── Input data

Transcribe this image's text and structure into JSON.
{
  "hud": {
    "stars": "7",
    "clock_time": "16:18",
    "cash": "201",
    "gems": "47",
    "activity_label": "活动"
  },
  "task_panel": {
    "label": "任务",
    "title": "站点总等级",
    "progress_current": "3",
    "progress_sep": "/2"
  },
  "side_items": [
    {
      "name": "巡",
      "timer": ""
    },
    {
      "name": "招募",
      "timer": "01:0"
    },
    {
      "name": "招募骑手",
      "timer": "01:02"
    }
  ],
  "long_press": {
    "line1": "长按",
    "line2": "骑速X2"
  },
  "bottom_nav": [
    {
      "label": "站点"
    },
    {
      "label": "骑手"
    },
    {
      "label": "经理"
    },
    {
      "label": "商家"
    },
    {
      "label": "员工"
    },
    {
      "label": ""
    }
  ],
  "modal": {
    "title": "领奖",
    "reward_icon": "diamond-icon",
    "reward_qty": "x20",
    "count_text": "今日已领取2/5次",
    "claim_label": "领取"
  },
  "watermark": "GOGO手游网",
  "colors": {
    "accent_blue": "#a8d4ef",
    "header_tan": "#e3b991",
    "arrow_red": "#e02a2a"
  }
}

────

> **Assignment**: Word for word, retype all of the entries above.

> **Result of the exercise**:
Transcribe this image's text and structure into JSON.
{
  "hud": {
    "stars": "7",
    "clock_time": "16:18",
    "cash": "201",
    "gems": "47",
    "activity_label": "活动"
  },
  "task_panel": {
    "label": "任务",
    "title": "站点总等级",
    "progress_current": "3",
    "progress_sep": "/2"
  },
  "side_items": [
    {
      "name": "巡",
      "timer": ""
    },
    {
      "name": "招募",
      "timer": "01:0"
    },
    {
      "name": "招募骑手",
      "timer": "01:02"
    }
  ],
  "long_press": {
    "line1": "长按",
    "line2": "骑速X2"
  },
  "bottom_nav": [
    {
      "label": "站点"
    },
    {
      "label": "骑手"
    },
    {
      "label": "经理"
    },
    {
      "label": "商家"
    },
    {
      "label": "员工"
    },
    {
      "label": ""
    }
  ],
  "modal": {
    "title": "领奖",
    "reward_icon": "diamond-icon",
    "reward_qty": "x20",
    "count_text": "今日已领取2/5次",
    "claim_label": "领取"
  },
  "watermark": "GOGO手游网",
  "colors": {
    "accent_blue": "#a8d4ef",
    "header_tan": "#e3b991",
    "arrow_red": "#e02a2a"
  }
}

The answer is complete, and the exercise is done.